As for the top-spec variant, there’s LED headlamps, LED static bending lights, dual-zone climate control, 10-way electrically adjustable driver’s seat, electric tailgate and an electronic parking brake as well. Hyundai hasn’t skimped on safety either, with standard kit including electronic stability control, vehicle stability management, hill assist and downhill brake assist, besides 6 airbags and ABS with EBD. Oddly enough, there are no automatic wipers or a sunroof – features that are available in less expensive Hyundai models.

 

Hyundai Tucson

 

Performance

 The new Tucson is available with two engine options – a 2.0-litre petrol and a 2.0-litre diesel. We drove the diesel-powered model which is expected to be the higher selling of the two. This engine produces 182bhp and a healthy 400Nm of torque between 1,750 and 2,750rpm.

Hyundai Tucson

As you would expect, that broad spread of torque low down the rev -range makes the Tucson truly effortless around town. What adds to the impressive low speed manners is the 6-speed automatic gearbox which allows for silky smooth shifts – be it upshifts or downshifts. However, like in the Elantra this gearbox tends to be aggressive at times, holding on to gears for longer instead of relying on the torque and upshifting early. That said, in everyday ECO mode the gearbox goes about its business in a relaxing manner.

 

Hyundai Tucson

This new 2.0-litre engine though lacks top-end grunt and is noticeably less refined than the 1.6-litre unit found in the Elantra. But less refinement is hardly a bother thanks to the remarkably low NVH levels. Out on the open road, the Tucson is amazingly quiet with little in terms of engine, tire or wind noise filtering into the cabin. Even at highway speeds there’s barely any engine noise unless you floor the throttle.

 

Hyundai Tucson

 

In the handling department, the Tucson lacks the hunkered-down, car-like vigour of the Honda CR-V. The lightly weighted steering feels best around town but feels vague around the straight-ahead position. Overall, the steering reaction is consistent, if slow, at high speeds. As for the all-important ride quality, the low speed ride is plush and absorbent even on bad roads. However, up the pace and it’s a whole different story – the Tucson tends to bounce over undulations and requires a second or two to settle. We suspect much of this is down to the softer suspension setup. And because it is softly sprung, the Tucson doesn’t react very well to mid-corner undulations either as the rear-end feels skittish at higher speeds.  

 

Hyundai Tucson

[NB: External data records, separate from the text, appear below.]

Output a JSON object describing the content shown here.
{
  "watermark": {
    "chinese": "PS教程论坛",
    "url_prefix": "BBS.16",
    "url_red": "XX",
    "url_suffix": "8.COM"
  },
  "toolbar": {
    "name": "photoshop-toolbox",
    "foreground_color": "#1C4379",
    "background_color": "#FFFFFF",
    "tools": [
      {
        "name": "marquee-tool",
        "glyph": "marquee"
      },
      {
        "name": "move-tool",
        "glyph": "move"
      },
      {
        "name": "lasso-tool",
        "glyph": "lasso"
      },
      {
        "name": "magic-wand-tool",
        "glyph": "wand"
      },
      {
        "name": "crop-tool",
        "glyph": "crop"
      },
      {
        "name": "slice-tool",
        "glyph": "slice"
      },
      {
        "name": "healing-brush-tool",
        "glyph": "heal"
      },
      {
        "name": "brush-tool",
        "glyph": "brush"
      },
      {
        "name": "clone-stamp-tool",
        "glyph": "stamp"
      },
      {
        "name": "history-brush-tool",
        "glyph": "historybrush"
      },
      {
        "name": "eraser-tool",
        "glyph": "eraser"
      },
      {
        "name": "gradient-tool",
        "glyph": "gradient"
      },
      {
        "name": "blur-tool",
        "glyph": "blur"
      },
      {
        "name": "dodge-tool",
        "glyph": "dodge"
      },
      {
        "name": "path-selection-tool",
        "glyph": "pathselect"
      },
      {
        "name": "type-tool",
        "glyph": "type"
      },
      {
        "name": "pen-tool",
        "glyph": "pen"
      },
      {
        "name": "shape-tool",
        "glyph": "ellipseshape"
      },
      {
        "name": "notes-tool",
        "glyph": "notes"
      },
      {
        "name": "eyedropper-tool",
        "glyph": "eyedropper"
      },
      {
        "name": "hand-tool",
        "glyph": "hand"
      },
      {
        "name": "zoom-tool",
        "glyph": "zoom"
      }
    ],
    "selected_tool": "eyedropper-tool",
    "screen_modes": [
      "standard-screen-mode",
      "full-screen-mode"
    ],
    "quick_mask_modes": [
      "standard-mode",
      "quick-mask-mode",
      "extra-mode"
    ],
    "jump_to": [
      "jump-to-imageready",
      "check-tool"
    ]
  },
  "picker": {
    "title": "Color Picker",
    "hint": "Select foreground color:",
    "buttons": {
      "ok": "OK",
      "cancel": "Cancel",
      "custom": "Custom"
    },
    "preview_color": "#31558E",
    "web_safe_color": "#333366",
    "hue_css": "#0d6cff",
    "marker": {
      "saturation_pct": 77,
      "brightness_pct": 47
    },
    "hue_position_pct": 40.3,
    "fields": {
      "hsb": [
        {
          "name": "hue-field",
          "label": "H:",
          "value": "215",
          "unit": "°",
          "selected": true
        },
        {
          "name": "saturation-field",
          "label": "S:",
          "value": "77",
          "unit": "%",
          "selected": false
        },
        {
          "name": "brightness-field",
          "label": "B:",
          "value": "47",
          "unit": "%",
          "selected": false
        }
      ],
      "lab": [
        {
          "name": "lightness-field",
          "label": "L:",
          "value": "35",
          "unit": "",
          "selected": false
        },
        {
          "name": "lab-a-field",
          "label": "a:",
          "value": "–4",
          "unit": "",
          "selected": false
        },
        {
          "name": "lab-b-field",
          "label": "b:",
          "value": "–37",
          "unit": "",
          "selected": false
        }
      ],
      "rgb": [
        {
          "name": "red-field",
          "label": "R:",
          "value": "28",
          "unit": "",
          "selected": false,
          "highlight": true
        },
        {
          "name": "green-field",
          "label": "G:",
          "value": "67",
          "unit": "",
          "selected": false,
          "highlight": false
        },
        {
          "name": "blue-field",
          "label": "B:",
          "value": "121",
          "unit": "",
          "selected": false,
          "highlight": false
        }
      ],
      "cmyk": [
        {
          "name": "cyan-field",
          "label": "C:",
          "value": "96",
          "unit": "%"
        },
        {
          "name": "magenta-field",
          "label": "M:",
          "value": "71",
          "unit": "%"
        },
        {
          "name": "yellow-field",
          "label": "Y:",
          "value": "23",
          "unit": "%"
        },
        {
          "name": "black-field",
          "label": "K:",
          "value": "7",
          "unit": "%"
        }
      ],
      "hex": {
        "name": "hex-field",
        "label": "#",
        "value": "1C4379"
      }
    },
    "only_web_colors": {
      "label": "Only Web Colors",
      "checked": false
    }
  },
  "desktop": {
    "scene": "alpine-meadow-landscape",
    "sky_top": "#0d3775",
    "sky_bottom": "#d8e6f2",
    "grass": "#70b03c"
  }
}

Conclusion

 In the current scheme of things, the Hyundai Tucson is at a big advantage given the lack of options in the premium urban crossover segment. However, times will change and so will the Tucson’s prospects in the Indian market. Come 2017 and there will be newfound competition in the form of the Jeep Compass and the Volkswagen Tiguan. Until then, the Tucson and the CR-V have got the segment pretty much to themselves.

Hyundai Tucson

With ex-showroom Delhi prices ranging between Rs 18.99 lakh and Rs 24.99 lakh, the Tucson is decent value for money and it will no doubt be reliable through the years. What’s more, it looks really well balanced and packs in some ultra-premium features (Read: electric tailgate, electronic parking brake) too. Add to that the highly functional and well built cabin and the Tucson is clearly the one to shortlist if you’re out looking for a sub-25 lakh premium vehicle.

 

Hyundai Tucson

 

Pictures by: Kapil Angane